Items listed in a dataset
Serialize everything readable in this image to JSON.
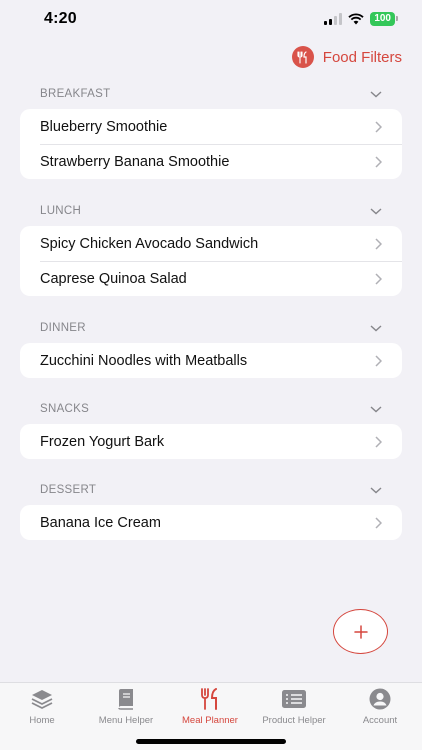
{
  "status": {
    "time": "4:20",
    "battery": "100",
    "signal_icon": "cellular-signal-icon",
    "wifi_icon": "wifi-icon"
  },
  "header": {
    "filters_label": "Food Filters",
    "filters_icon": "fork-knife-icon",
    "accent_color": "#d5473e"
  },
  "sections": [
    {
      "title": "BREAKFAST",
      "items": [
        "Blueberry Smoothie",
        "Strawberry Banana Smoothie"
      ]
    },
    {
      "title": "LUNCH",
      "items": [
        "Spicy Chicken Avocado Sandwich",
        "Caprese Quinoa Salad"
      ]
    },
    {
      "title": "DINNER",
      "items": [
        "Zucchini Noodles with Meatballs"
      ]
    },
    {
      "title": "SNACKS",
      "items": [
        "Frozen Yogurt Bark"
      ]
    },
    {
      "title": "DESSERT",
      "items": [
        "Banana Ice Cream"
      ]
    }
  ],
  "fab": {
    "icon": "plus-icon"
  },
  "tabs": [
    {
      "label": "Home",
      "icon": "layers-icon",
      "active": false
    },
    {
      "label": "Menu Helper",
      "icon": "book-icon",
      "active": false
    },
    {
      "label": "Meal Planner",
      "icon": "fork-knife-icon",
      "active": true
    },
    {
      "label": "Product Helper",
      "icon": "list-icon",
      "active": false
    },
    {
      "label": "Account",
      "icon": "person-circle-icon",
      "active": false
    }
  ]
}
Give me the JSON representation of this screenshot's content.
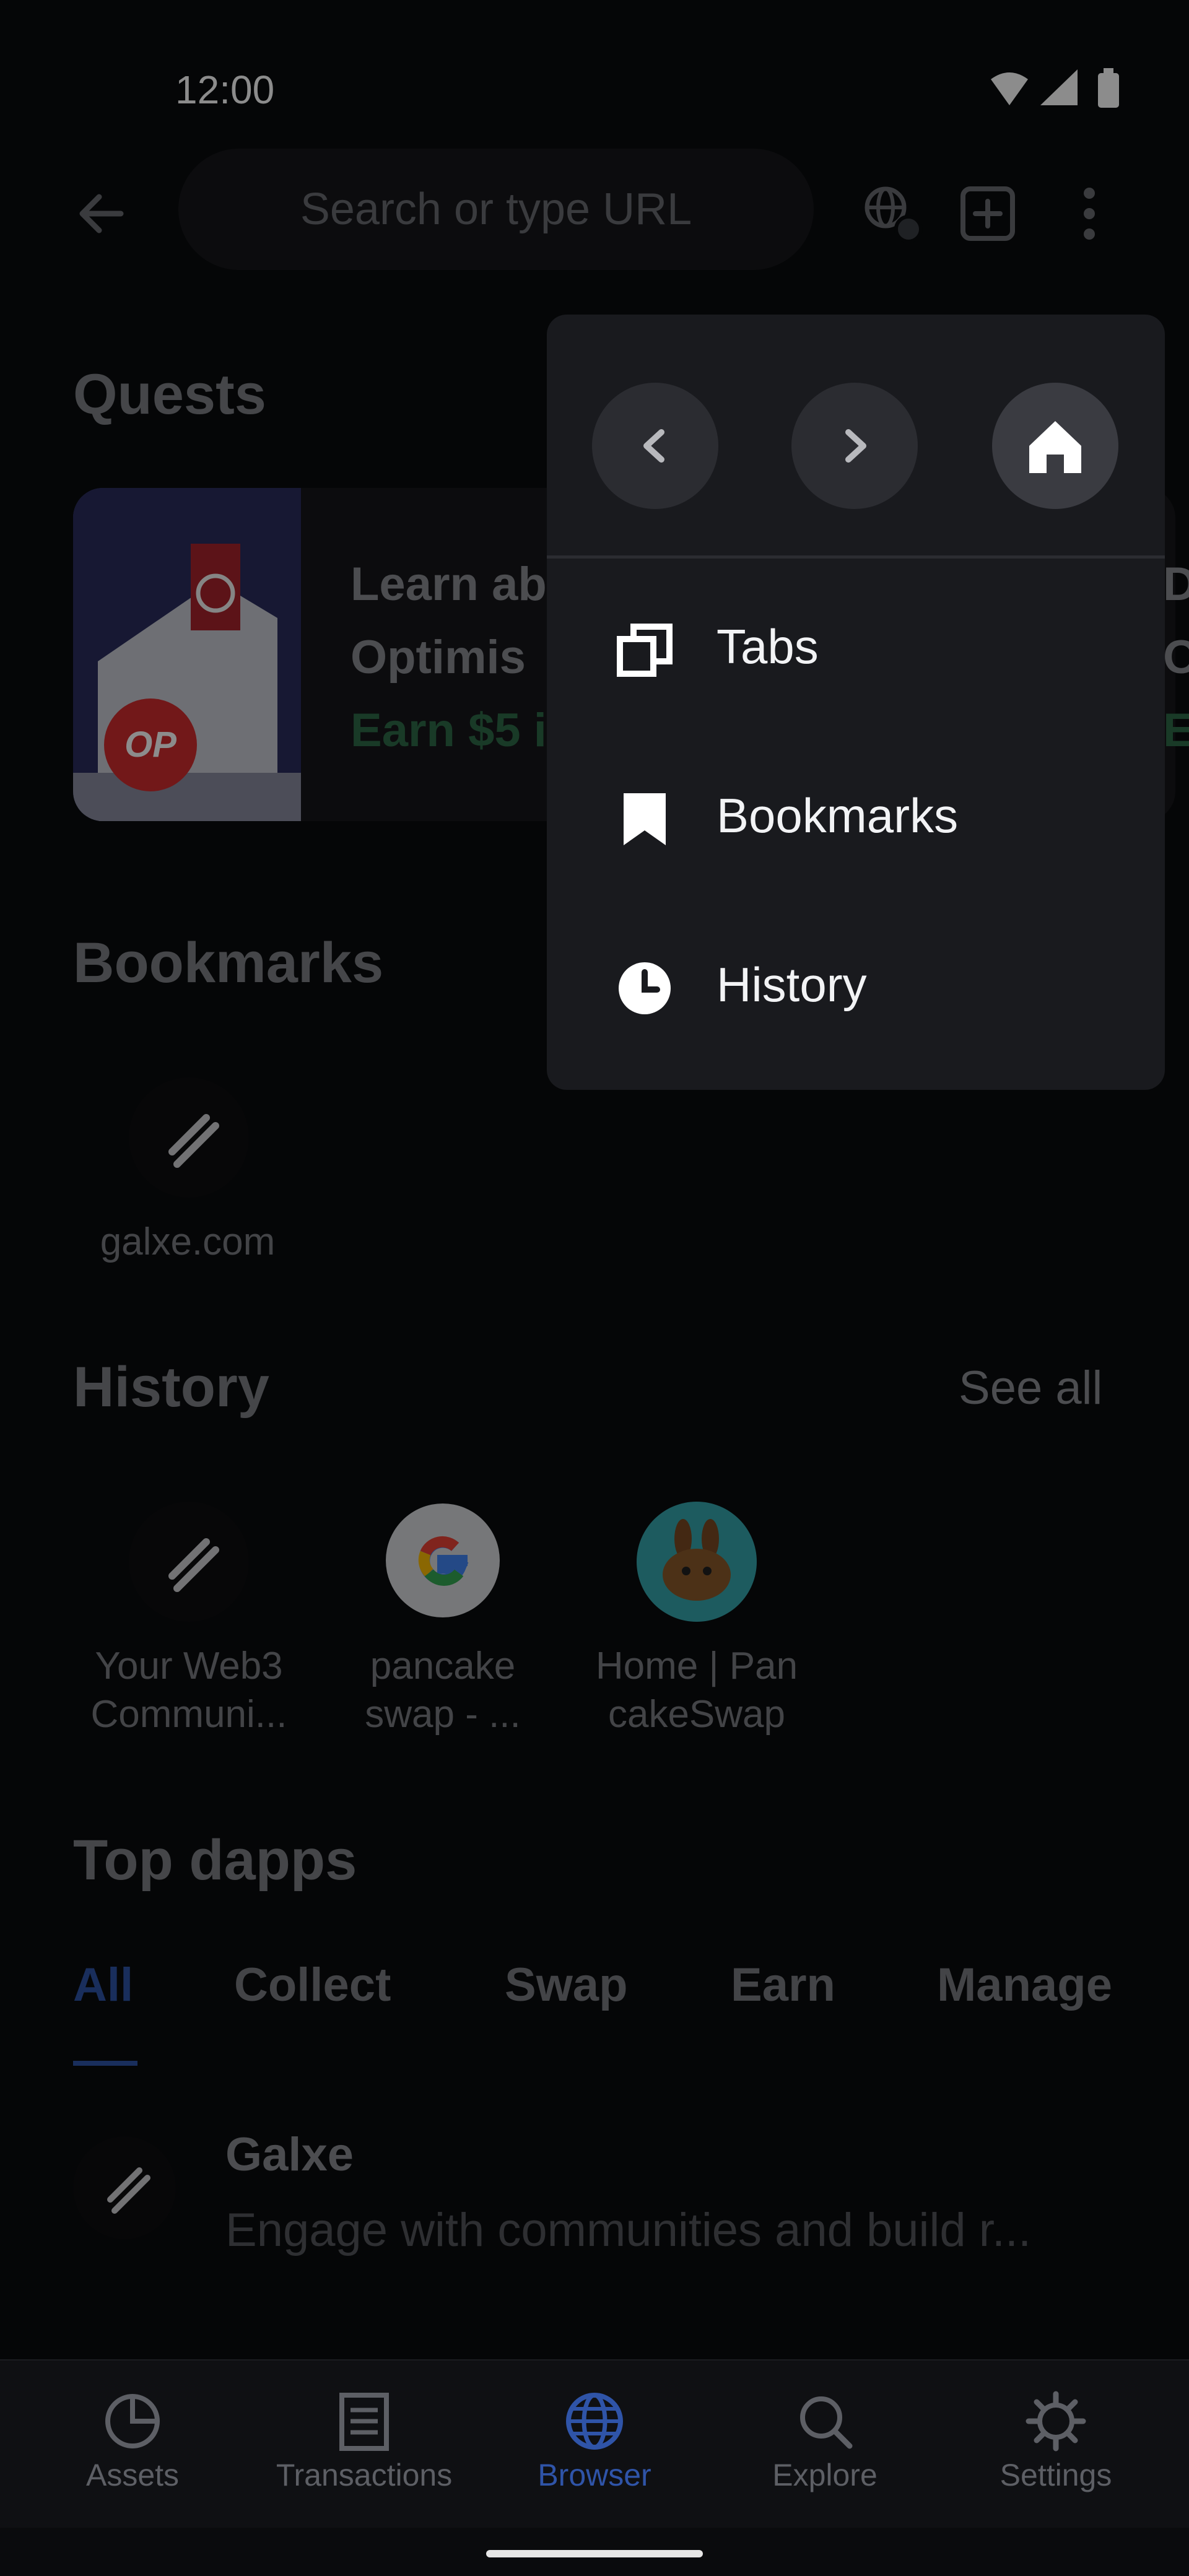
{
  "status_bar": {
    "time": "12:00"
  },
  "search": {
    "placeholder": "Search or type URL"
  },
  "quests": {
    "title": "Quests",
    "card": {
      "line1": "Learn ab",
      "line2": "Optimis",
      "earn": "Earn $5 i",
      "badge": "OP"
    },
    "peek": {
      "line1": "D",
      "line2": "O",
      "line3": "E"
    }
  },
  "bookmarks": {
    "title": "Bookmarks",
    "items": [
      {
        "label": "galxe.com",
        "icon": "galxe-icon"
      }
    ]
  },
  "history": {
    "title": "History",
    "see_all": "See all",
    "items": [
      {
        "line1": "Your Web3",
        "line2": "Communi...",
        "icon": "galxe-icon"
      },
      {
        "line1": "pancake",
        "line2": "swap - ...",
        "icon": "google-icon"
      },
      {
        "line1": "Home | Pan",
        "line2": "cakeSwap",
        "icon": "pancakeswap-icon"
      }
    ]
  },
  "top_dapps": {
    "title": "Top dapps",
    "tabs": [
      "All",
      "Collect",
      "Swap",
      "Earn",
      "Manage"
    ],
    "active_tab": "All",
    "list": [
      {
        "name": "Galxe",
        "description": "Engage with communities and build r..."
      }
    ]
  },
  "menu": {
    "nav": {
      "back": "chevron-left-icon",
      "forward": "chevron-right-icon",
      "home": "home-icon"
    },
    "items": [
      {
        "label": "Tabs",
        "icon": "tabs-icon"
      },
      {
        "label": "Bookmarks",
        "icon": "bookmark-icon"
      },
      {
        "label": "History",
        "icon": "clock-icon"
      }
    ]
  },
  "bottom_nav": {
    "items": [
      {
        "label": "Assets",
        "icon": "pie-chart-icon"
      },
      {
        "label": "Transactions",
        "icon": "receipt-icon"
      },
      {
        "label": "Browser",
        "icon": "globe-icon"
      },
      {
        "label": "Explore",
        "icon": "search-icon"
      },
      {
        "label": "Settings",
        "icon": "gear-icon"
      }
    ],
    "active": "Browser"
  },
  "colors": {
    "background": "#0a0b0d",
    "accent": "#2f54a8",
    "menu_bg": "#191a1e",
    "earn_green": "#2f6b48"
  }
}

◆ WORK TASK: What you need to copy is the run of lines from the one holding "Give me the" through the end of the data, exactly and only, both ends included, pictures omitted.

◆ COMPLETED EXERCISE:
Give me the JSON representation of this screenshot's content.
{
  "status_bar": {
    "time": "12:00"
  },
  "search": {
    "placeholder": "Search or type URL"
  },
  "quests": {
    "title": "Quests",
    "card": {
      "line1": "Learn ab",
      "line2": "Optimis",
      "earn": "Earn $5 i",
      "badge": "OP"
    },
    "peek": {
      "line1": "D",
      "line2": "O",
      "line3": "E"
    }
  },
  "bookmarks": {
    "title": "Bookmarks",
    "items": [
      {
        "label": "galxe.com",
        "icon": "galxe-icon"
      }
    ]
  },
  "history": {
    "title": "History",
    "see_all": "See all",
    "items": [
      {
        "line1": "Your Web3",
        "line2": "Communi...",
        "icon": "galxe-icon"
      },
      {
        "line1": "pancake",
        "line2": "swap - ...",
        "icon": "google-icon"
      },
      {
        "line1": "Home | Pan",
        "line2": "cakeSwap",
        "icon": "pancakeswap-icon"
      }
    ]
  },
  "top_dapps": {
    "title": "Top dapps",
    "tabs": [
      "All",
      "Collect",
      "Swap",
      "Earn",
      "Manage"
    ],
    "active_tab": "All",
    "list": [
      {
        "name": "Galxe",
        "description": "Engage with communities and build r..."
      }
    ]
  },
  "menu": {
    "nav": {
      "back": "chevron-left-icon",
      "forward": "chevron-right-icon",
      "home": "home-icon"
    },
    "items": [
      {
        "label": "Tabs",
        "icon": "tabs-icon"
      },
      {
        "label": "Bookmarks",
        "icon": "bookmark-icon"
      },
      {
        "label": "History",
        "icon": "clock-icon"
      }
    ]
  },
  "bottom_nav": {
    "items": [
      {
        "label": "Assets",
        "icon": "pie-chart-icon"
      },
      {
        "label": "Transactions",
        "icon": "receipt-icon"
      },
      {
        "label": "Browser",
        "icon": "globe-icon"
      },
      {
        "label": "Explore",
        "icon": "search-icon"
      },
      {
        "label": "Settings",
        "icon": "gear-icon"
      }
    ],
    "active": "Browser"
  },
  "colors": {
    "background": "#0a0b0d",
    "accent": "#2f54a8",
    "menu_bg": "#191a1e",
    "earn_green": "#2f6b48"
  }
}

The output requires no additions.